ENTRIES PROVIDED —
↓
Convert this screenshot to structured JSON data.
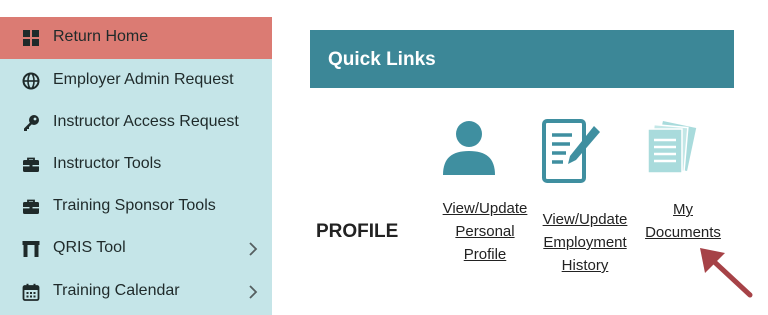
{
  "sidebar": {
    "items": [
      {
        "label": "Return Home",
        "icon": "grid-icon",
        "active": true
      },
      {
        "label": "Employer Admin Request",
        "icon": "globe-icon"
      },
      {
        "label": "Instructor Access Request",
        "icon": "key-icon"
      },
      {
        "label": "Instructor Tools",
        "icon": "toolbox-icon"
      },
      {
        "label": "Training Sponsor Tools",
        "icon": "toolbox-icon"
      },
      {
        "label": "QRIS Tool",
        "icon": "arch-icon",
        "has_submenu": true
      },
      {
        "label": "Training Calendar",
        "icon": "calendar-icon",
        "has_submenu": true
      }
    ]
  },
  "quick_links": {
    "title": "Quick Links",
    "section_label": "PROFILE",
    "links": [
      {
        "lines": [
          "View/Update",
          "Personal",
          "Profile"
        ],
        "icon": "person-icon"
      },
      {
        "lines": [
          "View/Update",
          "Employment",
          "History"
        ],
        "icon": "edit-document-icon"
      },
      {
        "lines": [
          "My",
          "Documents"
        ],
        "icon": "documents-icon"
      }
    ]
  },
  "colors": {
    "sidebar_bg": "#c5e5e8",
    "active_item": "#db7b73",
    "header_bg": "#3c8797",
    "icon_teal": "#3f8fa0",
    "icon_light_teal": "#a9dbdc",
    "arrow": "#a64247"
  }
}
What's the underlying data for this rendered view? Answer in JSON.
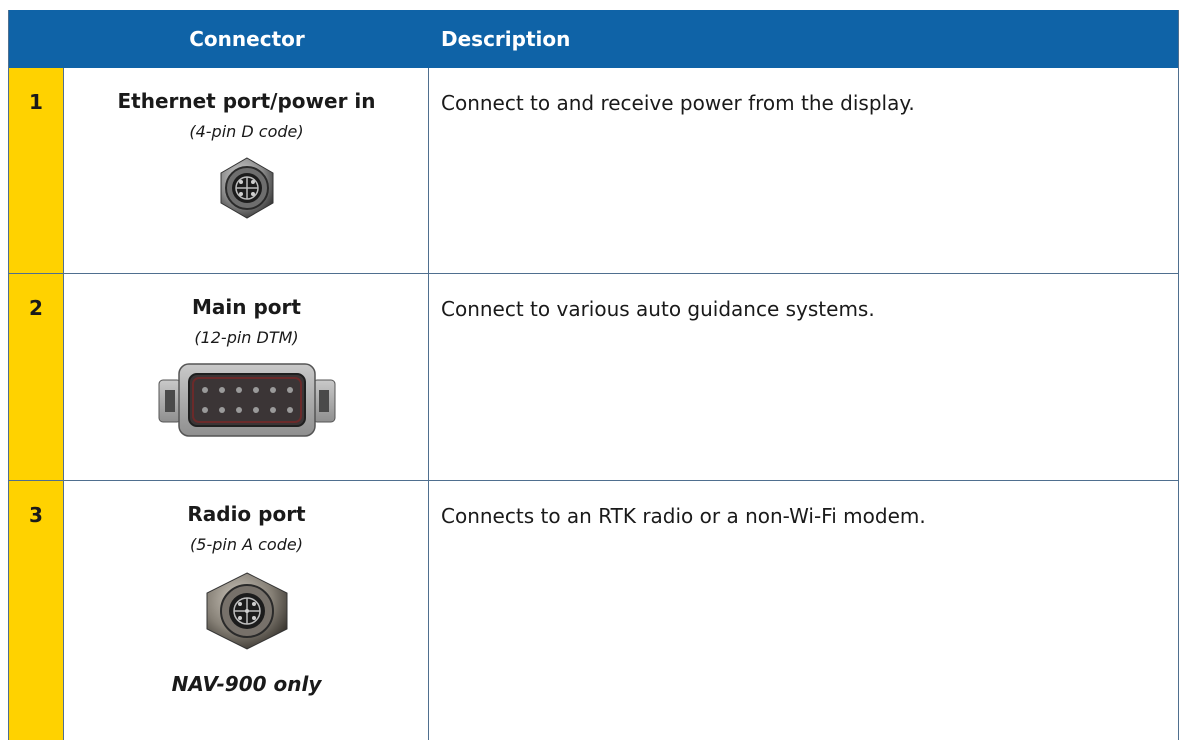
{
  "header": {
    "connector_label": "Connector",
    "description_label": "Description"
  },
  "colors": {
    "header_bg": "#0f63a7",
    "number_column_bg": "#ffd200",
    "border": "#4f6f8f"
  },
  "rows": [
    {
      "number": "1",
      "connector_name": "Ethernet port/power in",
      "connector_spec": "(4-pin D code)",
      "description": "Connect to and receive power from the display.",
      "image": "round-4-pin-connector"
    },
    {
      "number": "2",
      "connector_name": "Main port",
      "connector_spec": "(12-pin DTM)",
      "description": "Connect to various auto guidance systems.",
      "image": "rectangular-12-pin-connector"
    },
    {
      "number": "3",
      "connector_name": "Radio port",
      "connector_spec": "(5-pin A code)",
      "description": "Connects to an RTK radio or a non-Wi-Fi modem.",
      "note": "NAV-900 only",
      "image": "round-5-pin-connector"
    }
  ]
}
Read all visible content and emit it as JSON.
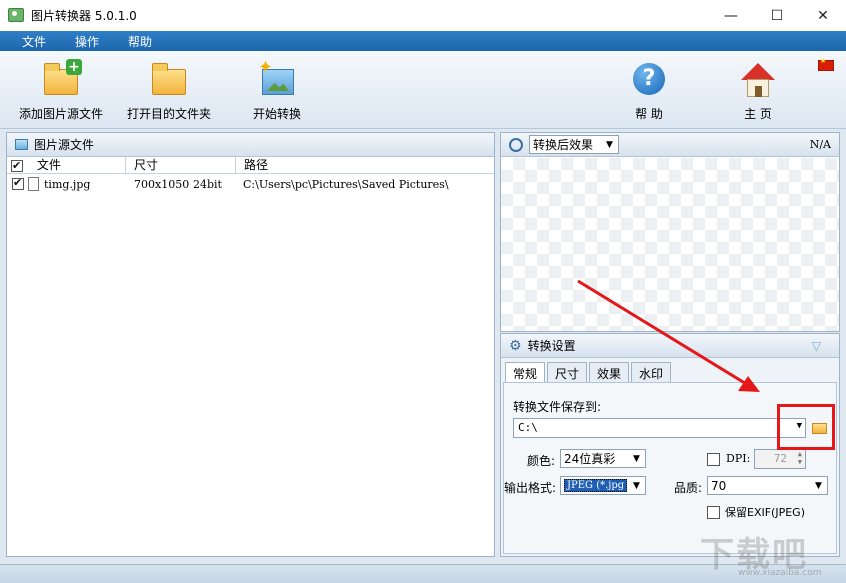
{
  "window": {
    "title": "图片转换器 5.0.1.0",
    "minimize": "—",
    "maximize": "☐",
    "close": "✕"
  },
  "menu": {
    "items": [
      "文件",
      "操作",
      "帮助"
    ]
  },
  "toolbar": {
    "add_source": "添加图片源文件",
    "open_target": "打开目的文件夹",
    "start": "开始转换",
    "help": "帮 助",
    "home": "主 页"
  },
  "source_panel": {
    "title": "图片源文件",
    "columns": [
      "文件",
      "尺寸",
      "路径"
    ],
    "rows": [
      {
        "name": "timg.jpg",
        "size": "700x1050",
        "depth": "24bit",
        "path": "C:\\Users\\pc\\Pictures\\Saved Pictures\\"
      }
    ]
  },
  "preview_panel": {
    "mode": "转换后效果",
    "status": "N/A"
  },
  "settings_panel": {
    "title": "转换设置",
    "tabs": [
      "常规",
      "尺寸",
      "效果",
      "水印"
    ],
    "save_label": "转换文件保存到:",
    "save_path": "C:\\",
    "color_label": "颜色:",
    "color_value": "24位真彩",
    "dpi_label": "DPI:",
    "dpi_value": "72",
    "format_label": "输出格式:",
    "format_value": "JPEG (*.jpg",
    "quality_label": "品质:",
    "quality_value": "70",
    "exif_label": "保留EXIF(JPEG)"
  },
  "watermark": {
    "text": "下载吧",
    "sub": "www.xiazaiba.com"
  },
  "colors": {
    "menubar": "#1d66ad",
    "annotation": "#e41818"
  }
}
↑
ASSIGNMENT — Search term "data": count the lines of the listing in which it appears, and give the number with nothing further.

ANSWER TO THIS TASK — 2